# Instructions to follow
The entries below are to be printed again word for word.

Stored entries

Start of Block

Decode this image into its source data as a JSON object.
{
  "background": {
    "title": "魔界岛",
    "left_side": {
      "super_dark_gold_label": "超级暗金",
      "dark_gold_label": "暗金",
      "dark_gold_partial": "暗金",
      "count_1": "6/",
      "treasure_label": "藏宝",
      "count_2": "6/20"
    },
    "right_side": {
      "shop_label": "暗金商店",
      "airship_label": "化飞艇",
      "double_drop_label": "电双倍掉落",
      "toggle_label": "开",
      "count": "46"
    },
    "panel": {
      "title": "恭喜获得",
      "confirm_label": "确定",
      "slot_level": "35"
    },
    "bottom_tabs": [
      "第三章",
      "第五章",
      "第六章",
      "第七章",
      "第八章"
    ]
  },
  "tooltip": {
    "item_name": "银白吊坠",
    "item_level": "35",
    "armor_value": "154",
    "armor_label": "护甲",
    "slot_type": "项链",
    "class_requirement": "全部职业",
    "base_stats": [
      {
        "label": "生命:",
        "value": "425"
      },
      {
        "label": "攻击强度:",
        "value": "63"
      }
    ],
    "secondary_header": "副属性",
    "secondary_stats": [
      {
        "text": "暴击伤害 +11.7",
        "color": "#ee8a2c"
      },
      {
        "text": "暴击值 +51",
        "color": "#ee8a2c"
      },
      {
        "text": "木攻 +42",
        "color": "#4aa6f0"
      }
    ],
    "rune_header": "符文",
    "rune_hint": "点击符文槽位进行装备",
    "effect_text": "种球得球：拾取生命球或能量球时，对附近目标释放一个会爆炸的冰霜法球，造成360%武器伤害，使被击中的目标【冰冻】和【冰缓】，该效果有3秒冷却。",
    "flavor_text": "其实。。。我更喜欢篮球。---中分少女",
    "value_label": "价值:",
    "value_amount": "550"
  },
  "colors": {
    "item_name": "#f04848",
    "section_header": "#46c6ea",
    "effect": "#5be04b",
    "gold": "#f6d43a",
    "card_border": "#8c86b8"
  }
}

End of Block

# Answer to the problem
Decode this image into its source data as a JSON object.
{
  "background": {
    "title": "魔界岛",
    "left_side": {
      "super_dark_gold_label": "超级暗金",
      "dark_gold_label": "暗金",
      "dark_gold_partial": "暗金",
      "count_1": "6/",
      "treasure_label": "藏宝",
      "count_2": "6/20"
    },
    "right_side": {
      "shop_label": "暗金商店",
      "airship_label": "化飞艇",
      "double_drop_label": "电双倍掉落",
      "toggle_label": "开",
      "count": "46"
    },
    "panel": {
      "title": "恭喜获得",
      "confirm_label": "确定",
      "slot_level": "35"
    },
    "bottom_tabs": [
      "第三章",
      "第五章",
      "第六章",
      "第七章",
      "第八章"
    ]
  },
  "tooltip": {
    "item_name": "银白吊坠",
    "item_level": "35",
    "armor_value": "154",
    "armor_label": "护甲",
    "slot_type": "项链",
    "class_requirement": "全部职业",
    "base_stats": [
      {
        "label": "生命:",
        "value": "425"
      },
      {
        "label": "攻击强度:",
        "value": "63"
      }
    ],
    "secondary_header": "副属性",
    "secondary_stats": [
      {
        "text": "暴击伤害 +11.7",
        "color": "#ee8a2c"
      },
      {
        "text": "暴击值 +51",
        "color": "#ee8a2c"
      },
      {
        "text": "木攻 +42",
        "color": "#4aa6f0"
      }
    ],
    "rune_header": "符文",
    "rune_hint": "点击符文槽位进行装备",
    "effect_text": "种球得球：拾取生命球或能量球时，对附近目标释放一个会爆炸的冰霜法球，造成360%武器伤害，使被击中的目标【冰冻】和【冰缓】，该效果有3秒冷却。",
    "flavor_text": "其实。。。我更喜欢篮球。---中分少女",
    "value_label": "价值:",
    "value_amount": "550"
  },
  "colors": {
    "item_name": "#f04848",
    "section_header": "#46c6ea",
    "effect": "#5be04b",
    "gold": "#f6d43a",
    "card_border": "#8c86b8"
  }
}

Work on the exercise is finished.